▸ **Stored items**

··········

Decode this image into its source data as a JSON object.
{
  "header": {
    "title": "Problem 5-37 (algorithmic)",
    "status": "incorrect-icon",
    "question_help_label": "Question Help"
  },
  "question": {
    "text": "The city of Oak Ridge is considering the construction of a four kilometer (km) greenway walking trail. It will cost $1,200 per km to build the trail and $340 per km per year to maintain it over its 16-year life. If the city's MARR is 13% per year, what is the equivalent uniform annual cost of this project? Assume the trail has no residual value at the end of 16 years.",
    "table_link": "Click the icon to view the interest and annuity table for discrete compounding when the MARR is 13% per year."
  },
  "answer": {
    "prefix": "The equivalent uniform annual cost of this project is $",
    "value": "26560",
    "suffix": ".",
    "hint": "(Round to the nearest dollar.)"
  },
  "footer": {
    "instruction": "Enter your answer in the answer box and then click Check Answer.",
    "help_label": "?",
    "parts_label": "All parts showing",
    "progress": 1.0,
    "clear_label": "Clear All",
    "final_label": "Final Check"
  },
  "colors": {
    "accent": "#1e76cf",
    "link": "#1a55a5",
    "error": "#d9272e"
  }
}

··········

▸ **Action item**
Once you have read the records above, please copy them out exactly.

▸ **Result of the task**
Decode this image into its source data as a JSON object.
{
  "header": {
    "title": "Problem 5-37 (algorithmic)",
    "status": "incorrect-icon",
    "question_help_label": "Question Help"
  },
  "question": {
    "text": "The city of Oak Ridge is considering the construction of a four kilometer (km) greenway walking trail. It will cost $1,200 per km to build the trail and $340 per km per year to maintain it over its 16-year life. If the city's MARR is 13% per year, what is the equivalent uniform annual cost of this project? Assume the trail has no residual value at the end of 16 years.",
    "table_link": "Click the icon to view the interest and annuity table for discrete compounding when the MARR is 13% per year."
  },
  "answer": {
    "prefix": "The equivalent uniform annual cost of this project is $",
    "value": "26560",
    "suffix": ".",
    "hint": "(Round to the nearest dollar.)"
  },
  "footer": {
    "instruction": "Enter your answer in the answer box and then click Check Answer.",
    "help_label": "?",
    "parts_label": "All parts showing",
    "progress": 1.0,
    "clear_label": "Clear All",
    "final_label": "Final Check"
  },
  "colors": {
    "accent": "#1e76cf",
    "link": "#1a55a5",
    "error": "#d9272e"
  }
}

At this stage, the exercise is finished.